A book about a pivotal year in William Shakespeare’s life has been named the Baillie Gifford Winner of Winners in a special announcement to mark the 25th anniversary of the prestigious nonfiction prize.
James Shapiro’s 1599: A Year in the Life of William Shakespeare originally won the award in 2006, when it was known as the Samuel Johnson prize. He has been honoured again at a ceremony at the National Museum of Scotland, Edinburgh, and will receive £25,000. The chair of judges, the New Statesman’s editor-in-chief Jason Cowley, said it was a “poised and original reimagination of biography”.
In 1599, Shakespeare completed Henry V, wrote Julius Caesar and As You Like It, and produced the first draft of Hamlet. In his book, Shapiro, who is professor of English at Columbia University, looks at how the political and social context of the time influenced the work.
Cowley was joined on the panel by Shahidha Bari and Sarah Churchwell, both authors and academics, and biographer Frances Wilson.
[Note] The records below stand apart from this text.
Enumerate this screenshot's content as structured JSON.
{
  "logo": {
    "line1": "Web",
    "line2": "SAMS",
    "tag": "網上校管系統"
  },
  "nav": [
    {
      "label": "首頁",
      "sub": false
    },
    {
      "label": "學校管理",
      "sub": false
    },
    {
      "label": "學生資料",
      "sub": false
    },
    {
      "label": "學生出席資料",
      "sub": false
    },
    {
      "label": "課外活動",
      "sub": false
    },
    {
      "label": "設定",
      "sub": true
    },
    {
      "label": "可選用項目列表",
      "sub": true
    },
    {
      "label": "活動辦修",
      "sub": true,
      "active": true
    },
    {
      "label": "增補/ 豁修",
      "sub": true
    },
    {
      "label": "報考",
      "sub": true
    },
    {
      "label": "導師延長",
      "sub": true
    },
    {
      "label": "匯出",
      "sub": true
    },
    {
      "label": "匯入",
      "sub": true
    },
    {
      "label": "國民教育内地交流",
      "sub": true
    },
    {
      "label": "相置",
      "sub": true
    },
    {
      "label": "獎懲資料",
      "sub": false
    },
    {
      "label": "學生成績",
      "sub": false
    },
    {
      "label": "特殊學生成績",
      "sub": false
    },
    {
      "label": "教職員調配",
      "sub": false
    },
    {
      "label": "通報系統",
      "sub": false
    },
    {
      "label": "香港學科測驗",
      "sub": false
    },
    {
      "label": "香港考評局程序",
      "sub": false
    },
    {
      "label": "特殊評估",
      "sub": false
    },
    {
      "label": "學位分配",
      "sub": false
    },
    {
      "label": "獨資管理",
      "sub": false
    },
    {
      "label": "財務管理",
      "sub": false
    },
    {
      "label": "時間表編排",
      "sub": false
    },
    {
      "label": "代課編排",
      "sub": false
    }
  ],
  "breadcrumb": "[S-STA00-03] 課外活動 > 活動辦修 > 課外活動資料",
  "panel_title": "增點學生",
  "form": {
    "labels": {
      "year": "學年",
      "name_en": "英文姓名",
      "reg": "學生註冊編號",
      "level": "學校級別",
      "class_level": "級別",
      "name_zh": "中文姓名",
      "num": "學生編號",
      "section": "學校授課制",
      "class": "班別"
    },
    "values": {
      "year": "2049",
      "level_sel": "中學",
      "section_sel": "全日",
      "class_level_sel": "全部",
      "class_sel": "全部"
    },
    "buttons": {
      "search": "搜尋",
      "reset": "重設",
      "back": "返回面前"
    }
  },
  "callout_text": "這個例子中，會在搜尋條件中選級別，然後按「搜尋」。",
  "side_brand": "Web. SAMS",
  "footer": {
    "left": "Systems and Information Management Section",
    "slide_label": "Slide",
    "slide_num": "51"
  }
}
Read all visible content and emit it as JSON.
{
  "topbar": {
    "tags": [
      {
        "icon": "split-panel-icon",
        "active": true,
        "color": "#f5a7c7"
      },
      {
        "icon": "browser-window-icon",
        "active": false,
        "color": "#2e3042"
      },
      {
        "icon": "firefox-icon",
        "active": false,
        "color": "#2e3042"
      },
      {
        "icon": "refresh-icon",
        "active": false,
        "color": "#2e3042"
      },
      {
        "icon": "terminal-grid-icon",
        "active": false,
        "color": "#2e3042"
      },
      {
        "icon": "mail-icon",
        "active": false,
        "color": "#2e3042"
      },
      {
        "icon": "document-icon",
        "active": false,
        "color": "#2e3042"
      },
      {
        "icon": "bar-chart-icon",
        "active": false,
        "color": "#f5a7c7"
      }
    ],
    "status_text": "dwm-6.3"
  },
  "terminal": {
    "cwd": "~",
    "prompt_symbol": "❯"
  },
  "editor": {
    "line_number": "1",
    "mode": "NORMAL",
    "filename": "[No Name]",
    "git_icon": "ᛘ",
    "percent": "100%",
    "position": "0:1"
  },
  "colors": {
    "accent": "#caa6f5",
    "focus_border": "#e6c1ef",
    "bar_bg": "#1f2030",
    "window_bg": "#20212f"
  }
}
Churchwell said Shapiro’s book had made her “look at four major plays in totally different ways; that is an extraordinary achievement”.
1599 was chosen from a shortlist of six that also included Craig Brown’s 2020 winner One Two Three Four: The Beatles in Time, Wade Davis’s Into the Silence: The Great War, Mallory and the Conquest of Everest, which won the prize in 2012, Barbara Demick’s Nothing to Envy: Real Lives in North Korea, which won in 2010, 2021 winner Empire of Pain by Patrick Radden Keefe and Margaret MacMillan’s 2002 winner Paris 1919, which was originally published under the name Peacemakers.
The prize has been won by 16 men, including one person of colour, and eight women in its history. This gender balance was reflected in the shortlist for the Winner of Winners. Churchwell said the fact that Shapiro was a white man writing about a white author wasn’t something that the judging panel would hold against it, given that it was “a remarkable book”. But she said the judges did discuss the prize’s historical bias – which reflected the landscape of nonfiction publishing – saying the “vast majority of the [previously winning] books were by white men about western themes and subjects”.
“Over time the prize has been reflecting that changing sense of values and perspectives,” she added. “There have been many more women who have won in recent years; it’s still an overwhelmingly white cohort of winners.”
Churchwell said each book had to be judged on its merits, but added: “We also had to recognise there were structural inequalities, in bookselling, in publishing, over the last 25 years that were being reflected.”
In 2022 the prize was won by author and academic Katherine Rundell for Super-Infinite: The Transformations of John Donne, who was up against four other women and one man on the shortlist.
Earlier this year, the Women’s Prize Trust announced it would be launching a nonfiction award to sit alongside its long-running fiction prize, after research found that female nonfiction writers are less likely to be reviewed or win prizes than their male counterparts.